Chase attempts to discard Fabio’s argument, saying that when you don’t know what is going on, it’s easy to avoid alienating people. Chase makes a critical mistake when he argues that “This isn’t the NBA Finals, this isn’t what it takes to win four and win the championship. This is outwit, outplay and outlast. And winning three is not doing that.” Fabio’s simple but effective reply is, “That’s outplaying you, bro.” At this point, Chase panics a bit, surprised by Fabio’s impressive counter. He states, “You didn’t outlast me. You outplayed me in some of the challenges.” That…is exactly what Fabio just said.

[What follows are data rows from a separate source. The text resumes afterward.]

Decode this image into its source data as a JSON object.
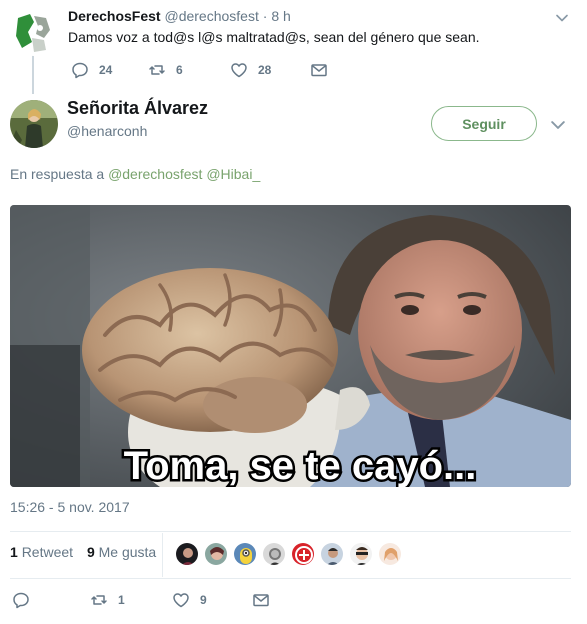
{
  "parent_tweet": {
    "display_name": "DerechosFest",
    "handle": "@derechosfest",
    "separator": "·",
    "time": "8 h",
    "text": "Damos voz a tod@s l@s maltratad@s, sean del género que sean.",
    "replies": "24",
    "retweets": "6",
    "likes": "28"
  },
  "tweet": {
    "display_name": "Señorita Álvarez",
    "handle": "@henarconh",
    "follow_label": "Seguir",
    "reply_prefix": "En respuesta a",
    "reply_mention_1": "@derechosfest",
    "reply_mention_2": "@Hibai_",
    "image_caption": "Toma, se te cayó...",
    "timestamp": "15:26 - 5 nov. 2017",
    "retweet_count": "1",
    "retweet_label": "Retweet",
    "like_count": "9",
    "like_label": "Me gusta",
    "reply_count": "",
    "action_retweets": "1",
    "action_likes": "9"
  },
  "colors": {
    "accent_green": "#79a36d",
    "muted_text": "#657786",
    "divider": "#e6ecf0"
  },
  "icons": [
    "reply-icon",
    "retweet-icon",
    "heart-icon",
    "mail-icon",
    "chevron-down-icon"
  ]
}
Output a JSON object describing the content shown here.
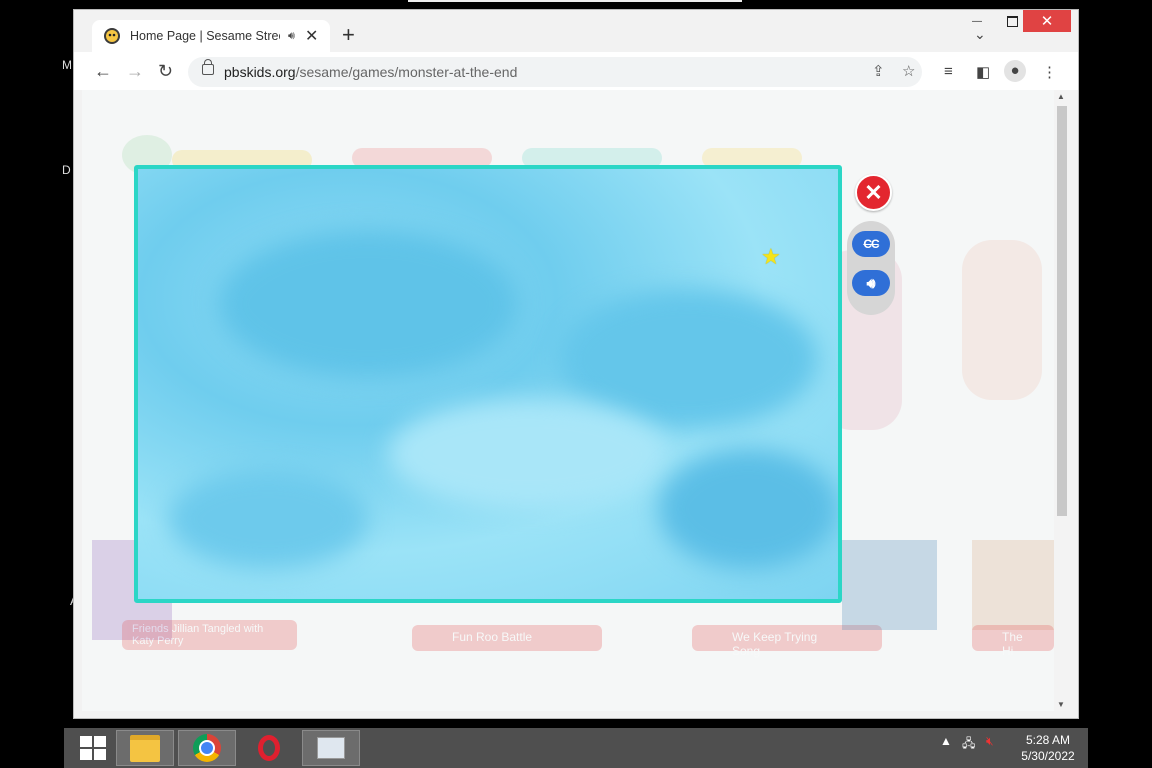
{
  "desktop": {
    "fragments": [
      "M",
      "D",
      "A"
    ]
  },
  "browser": {
    "tab": {
      "title": "Home Page | Sesame Street |",
      "audio_icon": "speaker-icon",
      "close": "✕"
    },
    "new_tab": "+",
    "window_controls": {
      "minimize": "—",
      "close": "✕"
    },
    "address": {
      "domain": "pbskids.org",
      "path": "/sesame/games/monster-at-the-end"
    }
  },
  "game": {
    "close_label": "✕",
    "cc_label": "CC",
    "volume_icon": "speaker-icon",
    "colors": {
      "frame": "#2bd6c6",
      "sky": "#7dd4f1",
      "close": "#e3262f",
      "control": "#2f6fd7",
      "star": "#f4e41b"
    }
  },
  "background_page": {
    "cards": [
      "Friends Jillian Tangled with Katy Perry",
      "Fun Roo Battle",
      "We Keep Trying Song",
      "The Hi"
    ]
  },
  "taskbar": {
    "clock": {
      "time": "5:28 AM",
      "date": "5/30/2022"
    }
  }
}
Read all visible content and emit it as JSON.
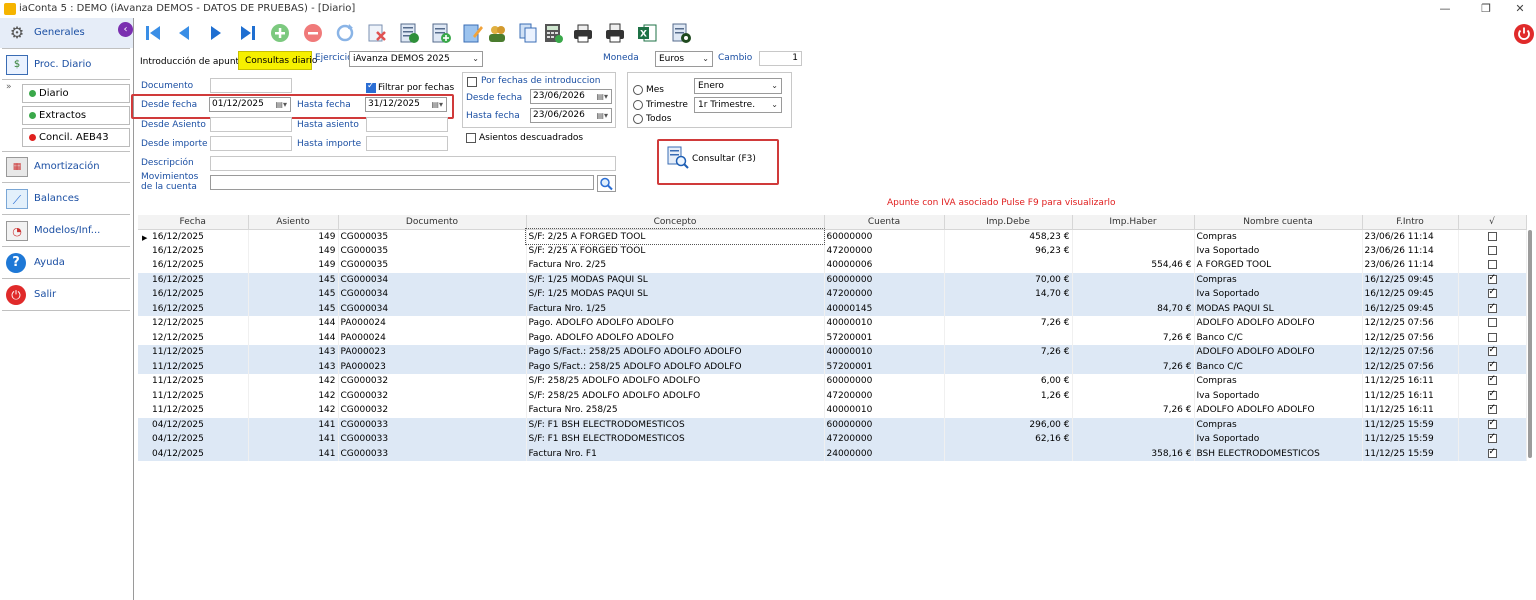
{
  "window": {
    "title": "iaConta 5 : DEMO (iAvanza DEMOS - DATOS DE PRUEBAS) - [Diario]"
  },
  "sidebar": {
    "items": [
      {
        "label": "Generales",
        "icon": "gear-icon"
      },
      {
        "label": "Proc. Diario",
        "icon": "journal-icon"
      },
      {
        "label": "Amortización",
        "icon": "calculator-icon"
      },
      {
        "label": "Balances",
        "icon": "chart-icon"
      },
      {
        "label": "Modelos/Inf...",
        "icon": "report-icon"
      },
      {
        "label": "Ayuda",
        "icon": "help-icon"
      },
      {
        "label": "Salir",
        "icon": "power-icon"
      }
    ],
    "subitems": [
      {
        "label": "Diario",
        "color": "#3aa84a"
      },
      {
        "label": "Extractos",
        "color": "#3aa84a"
      },
      {
        "label": "Concil. AEB43",
        "color": "#e0201e"
      }
    ]
  },
  "tabs": {
    "tab1": "Introducción de apuntes",
    "tab2": "Consultas diario"
  },
  "filters": {
    "ejercicio_label": "Ejercicio",
    "ejercicio_value": "iAvanza DEMOS 2025",
    "moneda_label": "Moneda",
    "moneda_value": "Euros",
    "cambio_label": "Cambio",
    "cambio_value": "1",
    "documento_label": "Documento",
    "desde_fecha_label": "Desde fecha",
    "desde_fecha_value": "01/12/2025",
    "hasta_fecha_label": "Hasta fecha",
    "hasta_fecha_value": "31/12/2025",
    "filtrar_label": "Filtrar por fechas",
    "desde_asiento_label": "Desde Asiento",
    "hasta_asiento_label": "Hasta asiento",
    "desde_importe_label": "Desde importe",
    "hasta_importe_label": "Hasta importe",
    "descripcion_label": "Descripción",
    "movimientos_label1": "Movimientos",
    "movimientos_label2": "de la cuenta",
    "por_fechas_label": "Por fechas de introduccion",
    "intro_desde_label": "Desde fecha",
    "intro_desde_value": "23/06/2026",
    "intro_hasta_label": "Hasta fecha",
    "intro_hasta_value": "23/06/2026",
    "descuadrados_label": "Asientos descuadrados",
    "mes_label": "Mes",
    "mes_value": "Enero",
    "trimestre_label": "Trimestre",
    "trimestre_value": "1r Trimestre.",
    "todos_label": "Todos",
    "consultar_label": "Consultar (F3)"
  },
  "notice": "Apunte con IVA asociado Pulse F9 para visualizarlo",
  "table": {
    "headers": [
      "Fecha",
      "Asiento",
      "Documento",
      "Concepto",
      "Cuenta",
      "Imp.Debe",
      "Imp.Haber",
      "Nombre cuenta",
      "F.Intro",
      "√"
    ],
    "rows": [
      {
        "fecha": "16/12/2025",
        "asiento": "149",
        "documento": "CG000035",
        "concepto": "S/F: 2/25 A FORGED TOOL",
        "cuenta": "60000000",
        "debe": "458,23 €",
        "haber": "",
        "nombre": "Compras",
        "fintro": "23/06/26 11:14",
        "checked": false
      },
      {
        "fecha": "16/12/2025",
        "asiento": "149",
        "documento": "CG000035",
        "concepto": "S/F: 2/25 A FORGED TOOL",
        "cuenta": "47200000",
        "debe": "96,23 €",
        "haber": "",
        "nombre": "Iva Soportado",
        "fintro": "23/06/26 11:14",
        "checked": false
      },
      {
        "fecha": "16/12/2025",
        "asiento": "149",
        "documento": "CG000035",
        "concepto": "Factura Nro. 2/25",
        "cuenta": "40000006",
        "debe": "",
        "haber": "554,46 €",
        "nombre": "A FORGED TOOL",
        "fintro": "23/06/26 11:14",
        "checked": false
      },
      {
        "fecha": "16/12/2025",
        "asiento": "145",
        "documento": "CG000034",
        "concepto": "S/F: 1/25 MODAS PAQUI SL",
        "cuenta": "60000000",
        "debe": "70,00 €",
        "haber": "",
        "nombre": "Compras",
        "fintro": "16/12/25 09:45",
        "checked": true
      },
      {
        "fecha": "16/12/2025",
        "asiento": "145",
        "documento": "CG000034",
        "concepto": "S/F: 1/25 MODAS PAQUI SL",
        "cuenta": "47200000",
        "debe": "14,70 €",
        "haber": "",
        "nombre": "Iva Soportado",
        "fintro": "16/12/25 09:45",
        "checked": true
      },
      {
        "fecha": "16/12/2025",
        "asiento": "145",
        "documento": "CG000034",
        "concepto": "Factura Nro. 1/25",
        "cuenta": "40000145",
        "debe": "",
        "haber": "84,70 €",
        "nombre": "MODAS PAQUI SL",
        "fintro": "16/12/25 09:45",
        "checked": true
      },
      {
        "fecha": "12/12/2025",
        "asiento": "144",
        "documento": "PA000024",
        "concepto": "Pago. ADOLFO ADOLFO ADOLFO",
        "cuenta": "40000010",
        "debe": "7,26 €",
        "haber": "",
        "nombre": "ADOLFO ADOLFO ADOLFO",
        "fintro": "12/12/25 07:56",
        "checked": false
      },
      {
        "fecha": "12/12/2025",
        "asiento": "144",
        "documento": "PA000024",
        "concepto": "Pago. ADOLFO ADOLFO ADOLFO",
        "cuenta": "57200001",
        "debe": "",
        "haber": "7,26 €",
        "nombre": "Banco C/C",
        "fintro": "12/12/25 07:56",
        "checked": false
      },
      {
        "fecha": "11/12/2025",
        "asiento": "143",
        "documento": "PA000023",
        "concepto": "Pago S/Fact.: 258/25 ADOLFO ADOLFO ADOLFO",
        "cuenta": "40000010",
        "debe": "7,26 €",
        "haber": "",
        "nombre": "ADOLFO ADOLFO ADOLFO",
        "fintro": "12/12/25 07:56",
        "checked": true
      },
      {
        "fecha": "11/12/2025",
        "asiento": "143",
        "documento": "PA000023",
        "concepto": "Pago S/Fact.: 258/25 ADOLFO ADOLFO ADOLFO",
        "cuenta": "57200001",
        "debe": "",
        "haber": "7,26 €",
        "nombre": "Banco C/C",
        "fintro": "12/12/25 07:56",
        "checked": true
      },
      {
        "fecha": "11/12/2025",
        "asiento": "142",
        "documento": "CG000032",
        "concepto": "S/F: 258/25 ADOLFO ADOLFO ADOLFO",
        "cuenta": "60000000",
        "debe": "6,00 €",
        "haber": "",
        "nombre": "Compras",
        "fintro": "11/12/25 16:11",
        "checked": true
      },
      {
        "fecha": "11/12/2025",
        "asiento": "142",
        "documento": "CG000032",
        "concepto": "S/F: 258/25 ADOLFO ADOLFO ADOLFO",
        "cuenta": "47200000",
        "debe": "1,26 €",
        "haber": "",
        "nombre": "Iva Soportado",
        "fintro": "11/12/25 16:11",
        "checked": true
      },
      {
        "fecha": "11/12/2025",
        "asiento": "142",
        "documento": "CG000032",
        "concepto": "Factura Nro. 258/25",
        "cuenta": "40000010",
        "debe": "",
        "haber": "7,26 €",
        "nombre": "ADOLFO ADOLFO ADOLFO",
        "fintro": "11/12/25 16:11",
        "checked": true
      },
      {
        "fecha": "04/12/2025",
        "asiento": "141",
        "documento": "CG000033",
        "concepto": "S/F: F1 BSH ELECTRODOMESTICOS",
        "cuenta": "60000000",
        "debe": "296,00 €",
        "haber": "",
        "nombre": "Compras",
        "fintro": "11/12/25 15:59",
        "checked": true
      },
      {
        "fecha": "04/12/2025",
        "asiento": "141",
        "documento": "CG000033",
        "concepto": "S/F: F1 BSH ELECTRODOMESTICOS",
        "cuenta": "47200000",
        "debe": "62,16 €",
        "haber": "",
        "nombre": "Iva Soportado",
        "fintro": "11/12/25 15:59",
        "checked": true
      },
      {
        "fecha": "04/12/2025",
        "asiento": "141",
        "documento": "CG000033",
        "concepto": "Factura Nro. F1",
        "cuenta": "24000000",
        "debe": "",
        "haber": "358,16 €",
        "nombre": "BSH ELECTRODOMESTICOS",
        "fintro": "11/12/25 15:59",
        "checked": true
      }
    ],
    "shaded": [
      false,
      false,
      false,
      true,
      true,
      true,
      false,
      false,
      true,
      true,
      false,
      false,
      false,
      true,
      true,
      true
    ]
  }
}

Then, Fabio delivers the deathblow to Chase. “I brought you to the final three.”

Sash attempts to inject himself into the conversation, stating that since the three of them are tied in the Outlast aspect, the choice should come down to who did the best in Outwit and Outplay. Fabio then delivers the deathblow to Sash, stating “You didn’t outplay anybody, Sash.” Sash’s face gives him away on this. He acts as if he has just been struck. His look of panic as he quickly scans over the jury only heightens the sense of humiliation pervasive at the moment. This may be the first pair of unkind words Fabio has said the entire season and by saving them until the last possible moment, they are all the more effective. No one expects the Fabish Inquisition.

When the votes are revealed, Fabio wins Survivor by the narrowest of margins. Chase gets four votes, the ones we had expected from Brenda, Jane and Holly plus one that is slightly unexpected from Alina. Fabio receives all of the slam dunk votes from Dan, Marty, Benry and Quitter Number Two (the one who hates people with one leg). The shocker to us is the person who settles the tie as Quitter Thing Number One (you know her as Purple Kelly) does not vote for Sash. Had she done so, we would have had the first final Tribal Council tie in the history of the show. Instead, she gives the nod to Fabio, which gives him the win by the narrowest vote possible. He showed just enough of a spark in the final week of the competition to win while Chase showed just enough of a spark to make the margin of victory razor thin.

All in all, this was one of the worst seasons in the history of the show, but at least good triumphed in the end. As for Chase, what matters most to him is that he won Brenda’s vote. We wouldn’t start planning the honeymoon just yet, though. And Sash, never play poker for money. You’re one of the worst liars we’ve ever seen.